• _Task prompt_
Copy down the listing below exactly, please, including every line.

• _Data to use_

-- Opening Marker --

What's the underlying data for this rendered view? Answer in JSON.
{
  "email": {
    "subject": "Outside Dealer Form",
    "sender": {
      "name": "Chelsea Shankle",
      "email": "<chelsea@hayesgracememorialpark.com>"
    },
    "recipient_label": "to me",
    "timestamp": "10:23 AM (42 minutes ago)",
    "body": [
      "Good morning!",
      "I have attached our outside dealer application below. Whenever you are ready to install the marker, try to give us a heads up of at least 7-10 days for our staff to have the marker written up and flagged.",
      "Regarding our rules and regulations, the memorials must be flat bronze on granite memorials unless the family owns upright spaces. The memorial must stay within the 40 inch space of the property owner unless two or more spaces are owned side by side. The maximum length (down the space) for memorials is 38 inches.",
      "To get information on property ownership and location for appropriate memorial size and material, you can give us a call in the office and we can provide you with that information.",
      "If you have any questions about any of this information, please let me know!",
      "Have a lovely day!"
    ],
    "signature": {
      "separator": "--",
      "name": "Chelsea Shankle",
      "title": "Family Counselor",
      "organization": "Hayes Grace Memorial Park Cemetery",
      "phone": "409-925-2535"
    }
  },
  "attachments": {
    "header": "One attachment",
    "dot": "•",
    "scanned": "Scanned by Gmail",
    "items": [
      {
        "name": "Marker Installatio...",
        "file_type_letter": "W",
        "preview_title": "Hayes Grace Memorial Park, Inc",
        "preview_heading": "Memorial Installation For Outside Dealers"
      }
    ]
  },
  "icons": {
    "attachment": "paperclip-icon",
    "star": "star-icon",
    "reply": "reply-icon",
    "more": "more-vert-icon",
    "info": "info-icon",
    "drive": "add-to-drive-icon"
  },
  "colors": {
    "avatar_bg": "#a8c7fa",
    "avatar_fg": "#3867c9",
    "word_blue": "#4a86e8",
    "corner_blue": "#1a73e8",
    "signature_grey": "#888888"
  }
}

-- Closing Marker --

• _Task answer_
What's the underlying data for this rendered view? Answer in JSON.
{
  "email": {
    "subject": "Outside Dealer Form",
    "sender": {
      "name": "Chelsea Shankle",
      "email": "<chelsea@hayesgracememorialpark.com>"
    },
    "recipient_label": "to me",
    "timestamp": "10:23 AM (42 minutes ago)",
    "body": [
      "Good morning!",
      "I have attached our outside dealer application below. Whenever you are ready to install the marker, try to give us a heads up of at least 7-10 days for our staff to have the marker written up and flagged.",
      "Regarding our rules and regulations, the memorials must be flat bronze on granite memorials unless the family owns upright spaces. The memorial must stay within the 40 inch space of the property owner unless two or more spaces are owned side by side. The maximum length (down the space) for memorials is 38 inches.",
      "To get information on property ownership and location for appropriate memorial size and material, you can give us a call in the office and we can provide you with that information.",
      "If you have any questions about any of this information, please let me know!",
      "Have a lovely day!"
    ],
    "signature": {
      "separator": "--",
      "name": "Chelsea Shankle",
      "title": "Family Counselor",
      "organization": "Hayes Grace Memorial Park Cemetery",
      "phone": "409-925-2535"
    }
  },
  "attachments": {
    "header": "One attachment",
    "dot": "•",
    "scanned": "Scanned by Gmail",
    "items": [
      {
        "name": "Marker Installatio...",
        "file_type_letter": "W",
        "preview_title": "Hayes Grace Memorial Park, Inc",
        "preview_heading": "Memorial Installation For Outside Dealers"
      }
    ]
  },
  "icons": {
    "attachment": "paperclip-icon",
    "star": "star-icon",
    "reply": "reply-icon",
    "more": "more-vert-icon",
    "info": "info-icon",
    "drive": "add-to-drive-icon"
  },
  "colors": {
    "avatar_bg": "#a8c7fa",
    "avatar_fg": "#3867c9",
    "word_blue": "#4a86e8",
    "corner_blue": "#1a73e8",
    "signature_grey": "#888888"
  }
}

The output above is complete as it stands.